These figures are consistent with the statement of Intel CEO Brian Krzanich who said last month that Android tablets with Intel chipsets could be priced as low as $150. Krzanich, who also announced the impending arrival of the Bay Trail processors, emphasized to the company’s investors that tablets with Intel chips would cost significantly less than the Apple iPad.

Meanwhile, Bay Trail and Cherry Trail chips will be present in 8- to 10-inch tablets that cost between US199-249, as well as 10-inchers which have prices above US$249.

Cherry Trail will not be unveiled until September of next year, however. According to Intel, this will be based on 14nm Airmont architecture, and will be able to support both Android and Windows 8 and 8.1.

Another upcoming Intel chip to support Android is Willow Trail, which will be based on 14nm Goldmont architecture. This chip will be available during the fourth quarter of next year.

Intel continues to aim getting its chip on more Android smartphones, as well. In the first quarter and third quarter of 2014, the company will release Merrifield and Moorefield. These chips may be used on smartphones as well as tablets, says Intel.

With this new lineup, Intel seems determined to take control of the market, from the low-end up to the high-end segments.

via androidbeat

source digitimes

6-inch 1600 x 2560 pixel displays may be coming next year

2014 may be the year of 6-inch mobile LCD panels with resolutions of 2560 x 1600 pixels (WQXGA) and pixel densities of 500 pixels per inch. This information comes from Korea’s ET News, which cites industry insiders from Korea and Japan as its source.
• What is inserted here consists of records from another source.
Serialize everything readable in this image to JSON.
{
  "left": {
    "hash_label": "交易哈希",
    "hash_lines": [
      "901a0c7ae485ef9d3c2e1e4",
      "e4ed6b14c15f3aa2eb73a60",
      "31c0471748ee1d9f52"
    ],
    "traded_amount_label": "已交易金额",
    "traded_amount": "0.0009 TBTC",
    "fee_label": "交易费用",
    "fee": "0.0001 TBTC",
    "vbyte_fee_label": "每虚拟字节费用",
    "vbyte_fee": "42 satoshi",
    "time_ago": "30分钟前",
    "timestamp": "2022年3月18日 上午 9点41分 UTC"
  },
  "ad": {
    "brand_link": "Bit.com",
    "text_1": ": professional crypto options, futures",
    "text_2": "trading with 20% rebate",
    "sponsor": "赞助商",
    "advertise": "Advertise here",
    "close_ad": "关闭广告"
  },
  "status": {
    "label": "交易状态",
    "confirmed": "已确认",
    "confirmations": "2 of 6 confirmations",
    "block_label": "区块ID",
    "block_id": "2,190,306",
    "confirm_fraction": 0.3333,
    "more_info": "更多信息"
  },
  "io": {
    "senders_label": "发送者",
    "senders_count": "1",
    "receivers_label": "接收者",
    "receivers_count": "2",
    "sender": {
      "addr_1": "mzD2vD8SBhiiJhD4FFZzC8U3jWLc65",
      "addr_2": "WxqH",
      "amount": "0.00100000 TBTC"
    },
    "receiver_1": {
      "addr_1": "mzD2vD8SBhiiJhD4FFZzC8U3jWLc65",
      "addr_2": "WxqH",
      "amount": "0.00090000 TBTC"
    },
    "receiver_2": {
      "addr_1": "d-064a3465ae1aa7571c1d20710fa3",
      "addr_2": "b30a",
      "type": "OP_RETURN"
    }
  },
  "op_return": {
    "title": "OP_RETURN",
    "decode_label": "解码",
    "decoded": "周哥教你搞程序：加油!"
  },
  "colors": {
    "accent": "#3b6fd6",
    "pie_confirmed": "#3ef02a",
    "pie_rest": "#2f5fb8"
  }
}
Such LCD panels are an improvement over the 5-inch 1080p displays with pixel densities of 440 pixels per inch, which have been the best that mobile device makers had been able to offer this year.

Samsung_Galaxy_S4_Super_AMOLED_display

According to ET News, LG Display, Japan Display, and Sharp are three of the companies working on said displays.

To produce the screens with more than 500 ppi, LG Display will reportedly use Advanced high performance-In plane switching or AH-IPS. Meanwhile, Japan Display and Sharp are also attempting to develop the technology so that they will be able to supply Samsung Electronics and LG Electronics. Both Samsung and LG are supposedly considering using Japan-made panels.

ET News reports that even with the full HD displays offered today, consumers are still demanding for displays that show crisper and more vibrant images and text.

Surveys show that young mobile device users are able to detect a difference between a display that has a 400 ppi versus that which has a 500 ppi. Furthermore, the growing number of phablets would necessitate better displays.

On the other hand, a contradicting study cited by Phonearena claims that generally, consumers are not able to tell apart a 1080p display from a 720p display from a regular viewing distance. This raises the question of whether there is a need to keep improving the pixel densities and resolutions on mobile devices.

Phonearena notes that as early as 2011, Toshiba reported that it had been able to produce a 1600p display. Japan Display and Sharp have also released 1600p displays in 2012.

via phonearena, etnews